Get two weeks of vacation each year and all your co-workers cram as many tourist attractions as possible into them? You’ll probably do the same. Or, do they stay home, bored, because it’s not enough time off to “do it right”? You’re likely to stay home bored, too.

If only there were a better way…

How To Travel And Actually Stay Happy

Without a guiding principle, you just chase whatever you see—like the car ahead of you on the freeway. Doesn’t matter how fast it’s going. If you’re not looking at your own speedometer, you want to pass it. Once you’re past, you relax, ease off the gas and—soon enough—it’s passing you again!

This is how many people travel, too.
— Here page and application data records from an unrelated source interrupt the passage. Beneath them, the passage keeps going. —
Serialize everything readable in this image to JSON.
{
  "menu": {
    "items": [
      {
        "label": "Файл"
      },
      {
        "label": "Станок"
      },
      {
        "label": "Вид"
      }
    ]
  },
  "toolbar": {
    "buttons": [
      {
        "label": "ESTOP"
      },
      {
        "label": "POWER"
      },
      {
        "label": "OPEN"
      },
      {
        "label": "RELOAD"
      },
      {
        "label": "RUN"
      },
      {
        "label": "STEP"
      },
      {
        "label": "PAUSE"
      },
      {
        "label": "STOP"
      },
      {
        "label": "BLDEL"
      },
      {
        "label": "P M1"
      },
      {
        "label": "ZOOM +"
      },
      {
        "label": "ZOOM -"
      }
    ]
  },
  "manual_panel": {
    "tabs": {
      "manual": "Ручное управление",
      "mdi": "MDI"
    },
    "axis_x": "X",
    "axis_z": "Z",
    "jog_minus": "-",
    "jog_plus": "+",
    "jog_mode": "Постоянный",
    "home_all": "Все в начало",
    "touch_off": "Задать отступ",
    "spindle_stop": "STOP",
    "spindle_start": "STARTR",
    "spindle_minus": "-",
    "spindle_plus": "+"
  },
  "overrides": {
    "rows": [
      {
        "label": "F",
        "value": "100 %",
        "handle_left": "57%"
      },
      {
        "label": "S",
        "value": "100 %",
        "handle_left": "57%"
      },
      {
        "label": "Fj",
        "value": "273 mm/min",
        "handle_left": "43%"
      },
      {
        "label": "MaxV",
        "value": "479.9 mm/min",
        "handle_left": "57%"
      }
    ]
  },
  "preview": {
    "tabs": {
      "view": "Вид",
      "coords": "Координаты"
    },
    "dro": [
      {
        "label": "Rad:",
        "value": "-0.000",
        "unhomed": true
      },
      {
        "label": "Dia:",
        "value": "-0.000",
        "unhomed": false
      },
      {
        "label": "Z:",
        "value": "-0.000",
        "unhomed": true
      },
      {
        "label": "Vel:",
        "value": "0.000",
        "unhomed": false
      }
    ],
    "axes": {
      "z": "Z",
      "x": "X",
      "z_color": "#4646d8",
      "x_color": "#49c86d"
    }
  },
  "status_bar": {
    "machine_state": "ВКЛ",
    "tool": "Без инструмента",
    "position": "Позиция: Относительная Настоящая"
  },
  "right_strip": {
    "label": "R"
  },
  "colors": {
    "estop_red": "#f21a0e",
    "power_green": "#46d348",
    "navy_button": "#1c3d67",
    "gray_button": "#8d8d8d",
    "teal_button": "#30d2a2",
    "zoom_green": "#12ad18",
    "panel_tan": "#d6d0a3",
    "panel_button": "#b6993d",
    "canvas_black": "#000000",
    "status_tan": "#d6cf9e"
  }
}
It leads to expensive vacations that leave you exhausted, then bored, then dissatisfied once you’re home.

You’re extremely susceptible to the people and things around you. But you know what isn’t? Cruise control.

When you set your car on cruise control, it doesn’t care how fast everyone around you are going or if there’s a little league team having a pizza party in the back seat. It does what it’s programmed to do. And, as a result, you get to your destination at the same time as everyone else, and you actually have energy to enjoy it when you’re there.

The same applies to setting a travel schedule for yourself based on your own philosophy.

I’ve traveled extensively for about 5 years now, and the strategy I use to make every trip satisfying is a lot like how I set the cruise control on my car when I’m on the freeway.

I don’t try to cram ton of stuff into a short schedule because I know it will only burn me out and lead to boredom once I crash. But I also don’t travel somewhere to just sit around because I know I’ll get bored and become hyperactive later on.

Instead, I follow a schedule based on my own personal philosophy for why I travel. I want to see and understand the world. I want to experience unusual (to me) things. So, I set aside a few weeks every year to get away from home.

Sometimes, that means going to Antarctica to run a marathon or Russia to climb a mountain. Other times, it’s just getting out of the city for a weekend.

I never worry about not having enough time to see everything. That only leads to not appreciating what I do see. But I also don’t stay home if the travel schedule—usually 4-5 weeks/year isn’t full. I find somewhere to go and something to do. I don’t want to sit around collecting dust.

As a result, I end up getting away just long enough to recharge, and I spend that time doing what’s important to me. If I miss something, I can always go back. In a way, I put my travel on cruise control—I make it consistent.

As a famous dead guy once said, “Nature does not hurry, yet everything is accomplished.” You don’t have as much time as nature, but I think it’s a good philosophy to live by.

How much more satisfying would your vacations be if travel was a regular part of your life and not something precious that you micromanage the happiness out of? What if vacation could be something abundant and not scarce… simply by changing the way you think about it? What if you put fewer expectations on your trips and just enjoyed the experiences that fit?

I think every day—traveling or not—would be a little more enjoyable.